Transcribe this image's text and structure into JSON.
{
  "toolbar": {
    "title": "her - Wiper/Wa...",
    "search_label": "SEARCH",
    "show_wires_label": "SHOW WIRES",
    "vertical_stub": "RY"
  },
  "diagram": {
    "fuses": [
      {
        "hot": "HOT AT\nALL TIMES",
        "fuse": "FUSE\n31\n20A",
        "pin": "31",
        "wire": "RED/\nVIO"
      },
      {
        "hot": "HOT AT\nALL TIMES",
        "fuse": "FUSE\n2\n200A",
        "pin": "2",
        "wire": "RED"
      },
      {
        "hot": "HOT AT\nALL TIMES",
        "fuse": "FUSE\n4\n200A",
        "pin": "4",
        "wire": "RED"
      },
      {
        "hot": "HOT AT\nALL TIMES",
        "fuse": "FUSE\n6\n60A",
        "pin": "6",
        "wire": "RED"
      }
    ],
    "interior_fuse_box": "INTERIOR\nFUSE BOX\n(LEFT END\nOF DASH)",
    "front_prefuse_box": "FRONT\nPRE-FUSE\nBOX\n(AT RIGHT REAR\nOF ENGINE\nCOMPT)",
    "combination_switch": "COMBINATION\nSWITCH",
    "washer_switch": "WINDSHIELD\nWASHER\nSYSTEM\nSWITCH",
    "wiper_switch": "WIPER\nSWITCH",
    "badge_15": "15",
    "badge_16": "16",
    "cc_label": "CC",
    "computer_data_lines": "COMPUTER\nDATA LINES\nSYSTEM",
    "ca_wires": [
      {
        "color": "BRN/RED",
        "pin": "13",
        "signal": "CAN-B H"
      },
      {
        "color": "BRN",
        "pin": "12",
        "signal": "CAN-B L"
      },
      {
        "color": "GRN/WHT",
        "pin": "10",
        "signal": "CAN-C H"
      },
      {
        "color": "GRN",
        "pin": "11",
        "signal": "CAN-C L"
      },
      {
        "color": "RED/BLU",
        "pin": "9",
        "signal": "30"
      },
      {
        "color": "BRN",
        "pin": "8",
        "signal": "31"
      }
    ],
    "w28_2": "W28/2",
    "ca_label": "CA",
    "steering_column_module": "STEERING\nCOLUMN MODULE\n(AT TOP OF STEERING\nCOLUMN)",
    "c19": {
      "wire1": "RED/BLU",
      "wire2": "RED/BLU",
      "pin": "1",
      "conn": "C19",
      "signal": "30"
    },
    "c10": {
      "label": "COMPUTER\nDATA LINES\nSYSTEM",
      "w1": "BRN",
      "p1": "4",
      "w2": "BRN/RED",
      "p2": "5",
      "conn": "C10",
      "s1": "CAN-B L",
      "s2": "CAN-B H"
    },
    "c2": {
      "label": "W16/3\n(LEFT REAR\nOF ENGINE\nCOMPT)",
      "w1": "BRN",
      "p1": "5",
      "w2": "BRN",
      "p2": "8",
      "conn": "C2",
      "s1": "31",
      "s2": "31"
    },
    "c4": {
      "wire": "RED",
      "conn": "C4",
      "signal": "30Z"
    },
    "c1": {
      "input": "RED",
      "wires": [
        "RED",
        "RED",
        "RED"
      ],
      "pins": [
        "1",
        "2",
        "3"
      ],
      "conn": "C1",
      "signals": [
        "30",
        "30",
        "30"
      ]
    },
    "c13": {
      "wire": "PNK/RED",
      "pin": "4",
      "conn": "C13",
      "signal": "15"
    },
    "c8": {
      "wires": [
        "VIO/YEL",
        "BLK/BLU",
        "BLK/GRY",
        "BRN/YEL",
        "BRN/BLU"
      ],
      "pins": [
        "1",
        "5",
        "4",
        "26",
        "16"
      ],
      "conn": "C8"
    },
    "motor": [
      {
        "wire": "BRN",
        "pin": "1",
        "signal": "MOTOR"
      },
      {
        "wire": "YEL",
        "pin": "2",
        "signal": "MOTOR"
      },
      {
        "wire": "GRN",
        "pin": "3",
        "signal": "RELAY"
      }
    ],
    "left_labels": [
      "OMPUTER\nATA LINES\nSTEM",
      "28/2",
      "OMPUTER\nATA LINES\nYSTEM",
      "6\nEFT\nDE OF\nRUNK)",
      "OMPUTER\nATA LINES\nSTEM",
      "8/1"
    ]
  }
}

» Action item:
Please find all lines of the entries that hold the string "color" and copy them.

» Reply to the task:
        "color": "BRN/RED",
        "color": "BRN",
        "color": "GRN/WHT",
        "color": "GRN",
        "color": "RED/BLU",
        "color": "BRN",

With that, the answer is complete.